▶ [Dataset content]

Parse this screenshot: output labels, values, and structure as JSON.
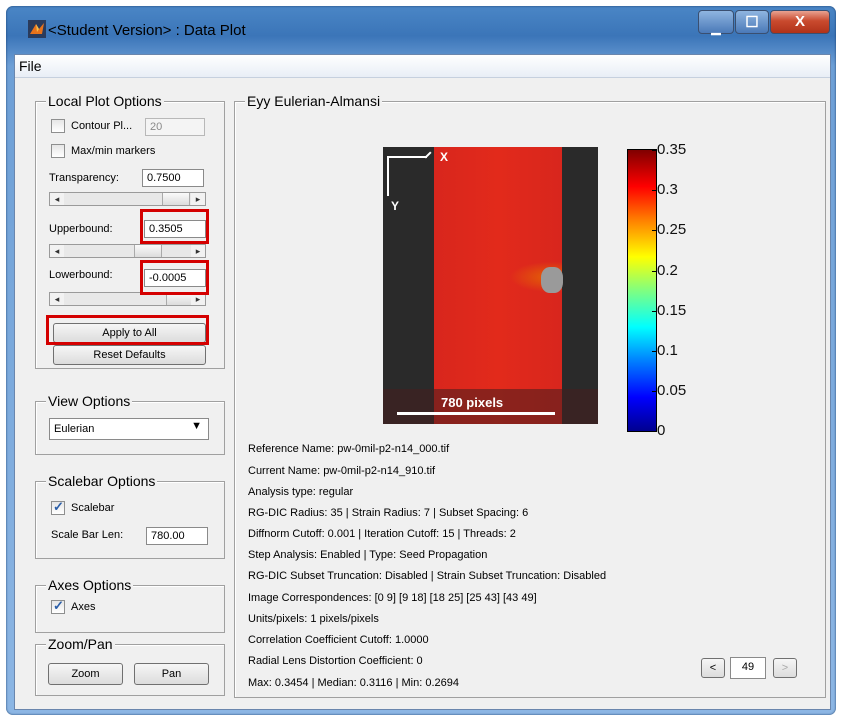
{
  "window": {
    "title": "<Student Version> : Data Plot"
  },
  "menu": {
    "file": "File"
  },
  "local_plot": {
    "title": "Local Plot Options",
    "contour_label": "Contour Pl...",
    "contour_value": "20",
    "maxmin_label": "Max/min markers",
    "transparency_label": "Transparency:",
    "transparency_value": "0.7500",
    "upperbound_label": "Upperbound:",
    "upperbound_value": "0.3505",
    "lowerbound_label": "Lowerbound:",
    "lowerbound_value": "-0.0005",
    "apply_all": "Apply to All",
    "reset": "Reset Defaults"
  },
  "view_options": {
    "title": "View Options",
    "selected": "Eulerian"
  },
  "scalebar_options": {
    "title": "Scalebar Options",
    "scalebar_label": "Scalebar",
    "scalebar_checked": true,
    "len_label": "Scale Bar Len:",
    "len_value": "780.00"
  },
  "axes_options": {
    "title": "Axes Options",
    "axes_label": "Axes",
    "axes_checked": true
  },
  "zoom_pan": {
    "title": "Zoom/Pan",
    "zoom": "Zoom",
    "pan": "Pan"
  },
  "plot": {
    "title": "Eyy Eulerian-Almansi",
    "scalebar_text": "780 pixels",
    "axis_x": "X",
    "axis_y": "Y",
    "colorbar_ticks": [
      "0.35",
      "0.3",
      "0.25",
      "0.2",
      "0.15",
      "0.1",
      "0.05",
      "0"
    ]
  },
  "info": [
    "Reference Name: pw-0mil-p2-n14_000.tif",
    "Current Name: pw-0mil-p2-n14_910.tif",
    "Analysis type: regular",
    "RG-DIC Radius: 35 | Strain Radius: 7 | Subset Spacing: 6",
    "Diffnorm Cutoff: 0.001 | Iteration Cutoff: 15 | Threads: 2",
    "Step Analysis: Enabled | Type: Seed Propagation",
    "RG-DIC Subset Truncation: Disabled | Strain Subset Truncation: Disabled",
    "Image Correspondences: [0 9] [9 18] [18 25] [25 43] [43 49]",
    "Units/pixels: 1 pixels/pixels",
    "Correlation Coefficient Cutoff: 1.0000",
    "Radial Lens Distortion Coefficient: 0",
    "Max: 0.3454 | Median: 0.3116 | Min: 0.2694"
  ],
  "nav": {
    "prev": "<",
    "page": "49",
    "next": ">"
  }
}
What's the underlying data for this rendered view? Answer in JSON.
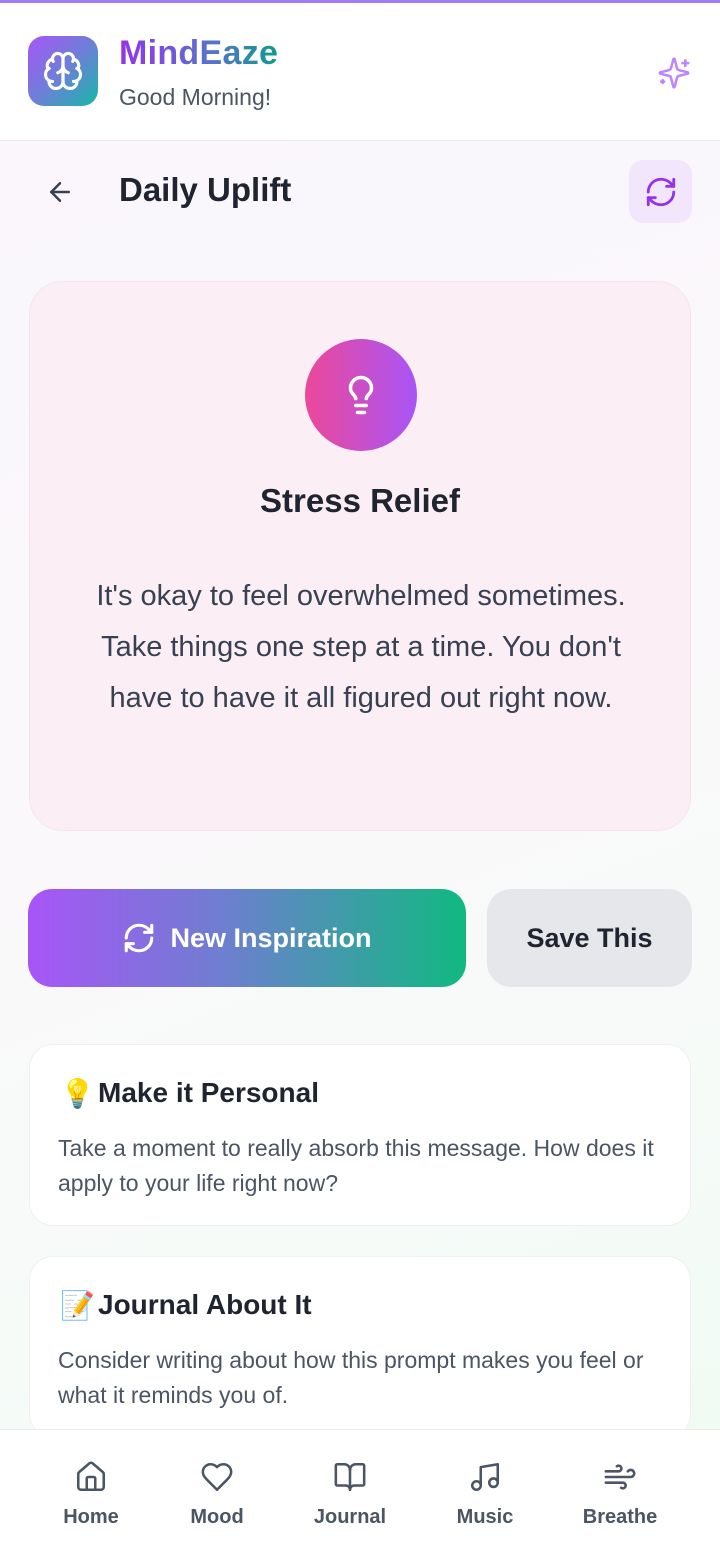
{
  "header": {
    "app_name": "MindEaze",
    "greeting": "Good Morning!",
    "logo_icon": "brain-icon",
    "action_icon": "sparkles-icon"
  },
  "page": {
    "title": "Daily Uplift",
    "back_icon": "arrow-left-icon",
    "refresh_icon": "refresh-icon"
  },
  "quote": {
    "icon": "lightbulb-icon",
    "category": "Stress Relief",
    "message": "It's okay to feel overwhelmed sometimes. Take things one step at a time. You don't have to have it all figured out right now."
  },
  "actions": {
    "new_label": "New Inspiration",
    "save_label": "Save This"
  },
  "tips": [
    {
      "emoji": "💡",
      "title": "Make it Personal",
      "text": "Take a moment to really absorb this message. How does it apply to your life right now?"
    },
    {
      "emoji": "📝",
      "title": "Journal About It",
      "text": "Consider writing about how this prompt makes you feel or what it reminds you of."
    }
  ],
  "nav": {
    "items": [
      {
        "label": "Home",
        "icon": "home-icon"
      },
      {
        "label": "Mood",
        "icon": "heart-icon"
      },
      {
        "label": "Journal",
        "icon": "book-icon"
      },
      {
        "label": "Music",
        "icon": "music-icon"
      },
      {
        "label": "Breathe",
        "icon": "wind-icon"
      }
    ]
  },
  "colors": {
    "brand_purple": "#a855f7",
    "brand_green": "#10b981",
    "card_pink": "#fbeff5",
    "refresh_bg": "#f2e6fd"
  }
}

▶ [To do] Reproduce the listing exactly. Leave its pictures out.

▶ [Answer for the task]
Parse this screenshot: output labels, values, and structure as JSON.
{
  "window": {
    "title": "<Student Version> : Data Plot"
  },
  "menu": {
    "file": "File"
  },
  "local_plot": {
    "title": "Local Plot Options",
    "contour_label": "Contour Pl...",
    "contour_value": "20",
    "maxmin_label": "Max/min markers",
    "transparency_label": "Transparency:",
    "transparency_value": "0.7500",
    "upperbound_label": "Upperbound:",
    "upperbound_value": "0.3505",
    "lowerbound_label": "Lowerbound:",
    "lowerbound_value": "-0.0005",
    "apply_all": "Apply to All",
    "reset": "Reset Defaults"
  },
  "view_options": {
    "title": "View Options",
    "selected": "Eulerian"
  },
  "scalebar_options": {
    "title": "Scalebar Options",
    "scalebar_label": "Scalebar",
    "scalebar_checked": true,
    "len_label": "Scale Bar Len:",
    "len_value": "780.00"
  },
  "axes_options": {
    "title": "Axes Options",
    "axes_label": "Axes",
    "axes_checked": true
  },
  "zoom_pan": {
    "title": "Zoom/Pan",
    "zoom": "Zoom",
    "pan": "Pan"
  },
  "plot": {
    "title": "Eyy Eulerian-Almansi",
    "scalebar_text": "780 pixels",
    "axis_x": "X",
    "axis_y": "Y",
    "colorbar_ticks": [
      "0.35",
      "0.3",
      "0.25",
      "0.2",
      "0.15",
      "0.1",
      "0.05",
      "0"
    ]
  },
  "info": [
    "Reference Name: pw-0mil-p2-n14_000.tif",
    "Current Name: pw-0mil-p2-n14_910.tif",
    "Analysis type: regular",
    "RG-DIC Radius: 35 | Strain Radius: 7 | Subset Spacing: 6",
    "Diffnorm Cutoff: 0.001 | Iteration Cutoff: 15 | Threads: 2",
    "Step Analysis: Enabled | Type: Seed Propagation",
    "RG-DIC Subset Truncation: Disabled | Strain Subset Truncation: Disabled",
    "Image Correspondences: [0 9] [9 18] [18 25] [25 43] [43 49]",
    "Units/pixels: 1 pixels/pixels",
    "Correlation Coefficient Cutoff: 1.0000",
    "Radial Lens Distortion Coefficient: 0",
    "Max: 0.3454 | Median: 0.3116 | Min: 0.2694"
  ],
  "nav": {
    "prev": "<",
    "page": "49",
    "next": ">"
  }
}
What's the underlying data for this rendered view? Answer in JSON.
{
  "header": {
    "app_name": "MindEaze",
    "greeting": "Good Morning!",
    "logo_icon": "brain-icon",
    "action_icon": "sparkles-icon"
  },
  "page": {
    "title": "Daily Uplift",
    "back_icon": "arrow-left-icon",
    "refresh_icon": "refresh-icon"
  },
  "quote": {
    "icon": "lightbulb-icon",
    "category": "Stress Relief",
    "message": "It's okay to feel overwhelmed sometimes. Take things one step at a time. You don't have to have it all figured out right now."
  },
  "actions": {
    "new_label": "New Inspiration",
    "save_label": "Save This"
  },
  "tips": [
    {
      "emoji": "💡",
      "title": "Make it Personal",
      "text": "Take a moment to really absorb this message. How does it apply to your life right now?"
    },
    {
      "emoji": "📝",
      "title": "Journal About It",
      "text": "Consider writing about how this prompt makes you feel or what it reminds you of."
    }
  ],
  "nav": {
    "items": [
      {
        "label": "Home",
        "icon": "home-icon"
      },
      {
        "label": "Mood",
        "icon": "heart-icon"
      },
      {
        "label": "Journal",
        "icon": "book-icon"
      },
      {
        "label": "Music",
        "icon": "music-icon"
      },
      {
        "label": "Breathe",
        "icon": "wind-icon"
      }
    ]
  },
  "colors": {
    "brand_purple": "#a855f7",
    "brand_green": "#10b981",
    "card_pink": "#fbeff5",
    "refresh_bg": "#f2e6fd"
  }
}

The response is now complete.